TO DO |
Pull each line holding "items" out of the entries below.

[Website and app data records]
..............................

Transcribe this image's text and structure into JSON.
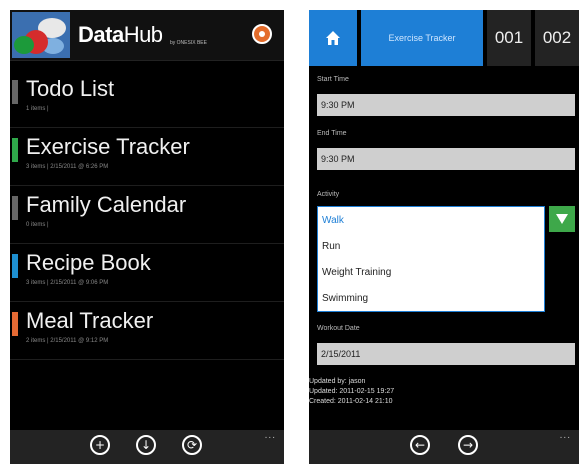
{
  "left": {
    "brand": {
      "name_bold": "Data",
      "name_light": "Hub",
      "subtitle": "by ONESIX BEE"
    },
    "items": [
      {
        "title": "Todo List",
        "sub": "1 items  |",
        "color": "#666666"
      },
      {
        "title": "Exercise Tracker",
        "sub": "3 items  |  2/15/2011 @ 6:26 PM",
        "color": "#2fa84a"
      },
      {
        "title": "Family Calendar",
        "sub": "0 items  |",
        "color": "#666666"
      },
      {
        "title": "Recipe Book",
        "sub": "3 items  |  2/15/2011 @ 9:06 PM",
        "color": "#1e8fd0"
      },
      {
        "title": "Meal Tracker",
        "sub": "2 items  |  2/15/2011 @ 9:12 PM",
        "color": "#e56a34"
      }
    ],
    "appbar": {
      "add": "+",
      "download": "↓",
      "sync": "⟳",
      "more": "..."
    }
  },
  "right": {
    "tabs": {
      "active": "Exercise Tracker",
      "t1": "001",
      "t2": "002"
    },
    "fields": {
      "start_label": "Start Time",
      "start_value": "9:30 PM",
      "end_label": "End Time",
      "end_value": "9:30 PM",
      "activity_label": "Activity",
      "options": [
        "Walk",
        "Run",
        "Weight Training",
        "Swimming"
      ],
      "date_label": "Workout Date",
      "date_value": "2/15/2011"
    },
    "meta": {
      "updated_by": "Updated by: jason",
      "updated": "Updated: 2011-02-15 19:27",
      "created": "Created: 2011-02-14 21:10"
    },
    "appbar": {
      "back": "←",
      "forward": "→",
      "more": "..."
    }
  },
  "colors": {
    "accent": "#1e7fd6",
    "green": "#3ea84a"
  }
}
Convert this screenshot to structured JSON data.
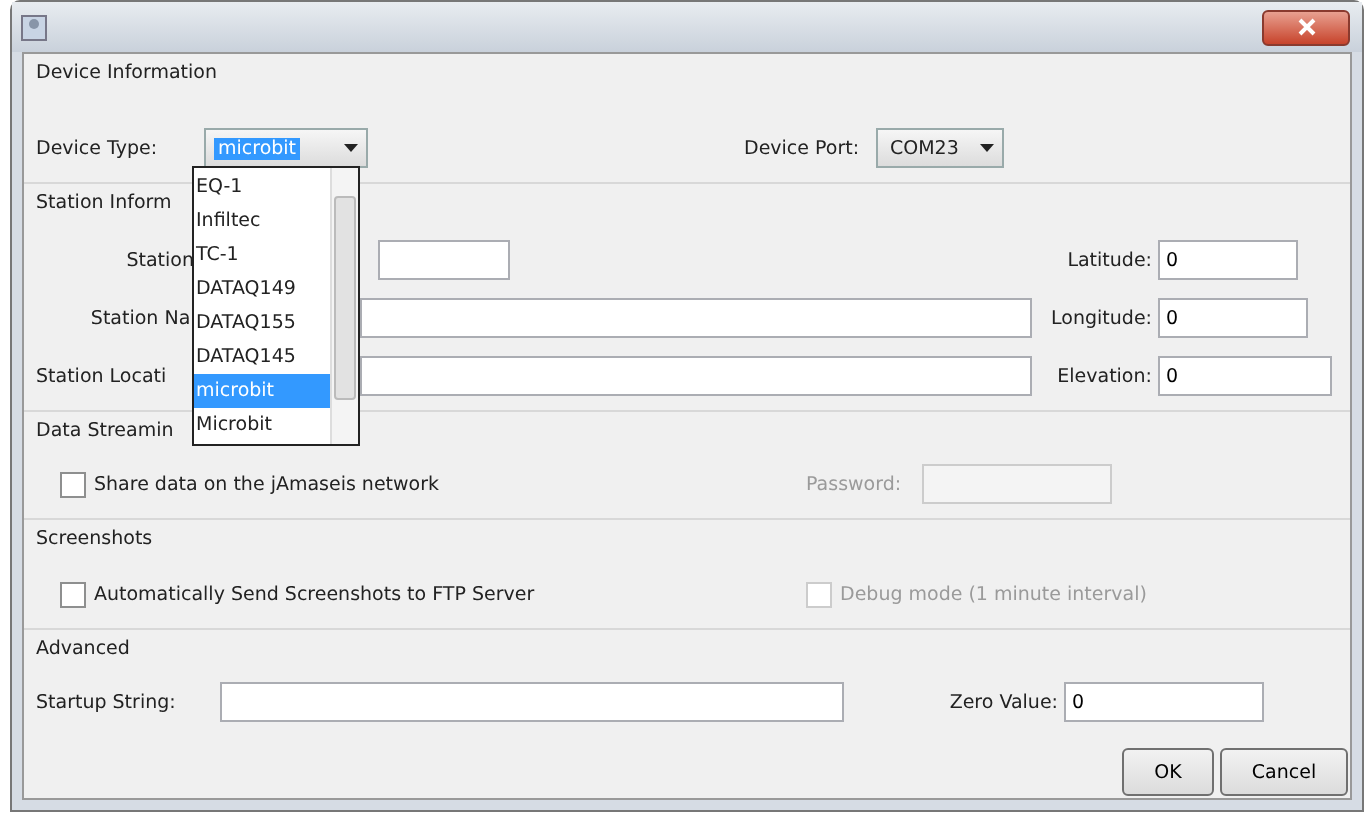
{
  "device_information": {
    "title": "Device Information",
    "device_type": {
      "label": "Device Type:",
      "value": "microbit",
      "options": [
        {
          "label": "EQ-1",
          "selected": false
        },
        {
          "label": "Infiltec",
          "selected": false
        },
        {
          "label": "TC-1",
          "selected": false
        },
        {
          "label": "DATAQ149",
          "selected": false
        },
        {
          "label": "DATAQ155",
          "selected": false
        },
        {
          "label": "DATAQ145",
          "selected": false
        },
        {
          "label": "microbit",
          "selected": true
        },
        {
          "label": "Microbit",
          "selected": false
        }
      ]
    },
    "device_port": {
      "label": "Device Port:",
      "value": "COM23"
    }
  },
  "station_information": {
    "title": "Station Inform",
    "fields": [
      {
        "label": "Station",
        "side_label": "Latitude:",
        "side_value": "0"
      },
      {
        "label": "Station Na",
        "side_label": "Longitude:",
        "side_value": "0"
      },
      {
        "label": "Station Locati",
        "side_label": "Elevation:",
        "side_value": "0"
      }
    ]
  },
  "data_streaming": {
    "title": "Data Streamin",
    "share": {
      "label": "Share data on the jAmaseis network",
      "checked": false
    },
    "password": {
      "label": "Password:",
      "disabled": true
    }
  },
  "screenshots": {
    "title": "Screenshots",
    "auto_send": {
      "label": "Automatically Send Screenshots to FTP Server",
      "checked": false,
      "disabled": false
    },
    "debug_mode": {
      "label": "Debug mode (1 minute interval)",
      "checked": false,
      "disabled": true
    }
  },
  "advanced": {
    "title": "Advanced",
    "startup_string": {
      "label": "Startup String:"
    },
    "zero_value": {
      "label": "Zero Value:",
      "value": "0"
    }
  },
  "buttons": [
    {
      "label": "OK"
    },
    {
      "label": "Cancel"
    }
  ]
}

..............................

SOLUTION |
    "items": [
        "sub": "1 items  |",
        "sub": "3 items  |  2/15/2011 @ 6:26 PM",
        "sub": "0 items  |",
        "sub": "3 items  |  2/15/2011 @ 9:06 PM",
        "sub": "2 items  |  2/15/2011 @ 9:12 PM",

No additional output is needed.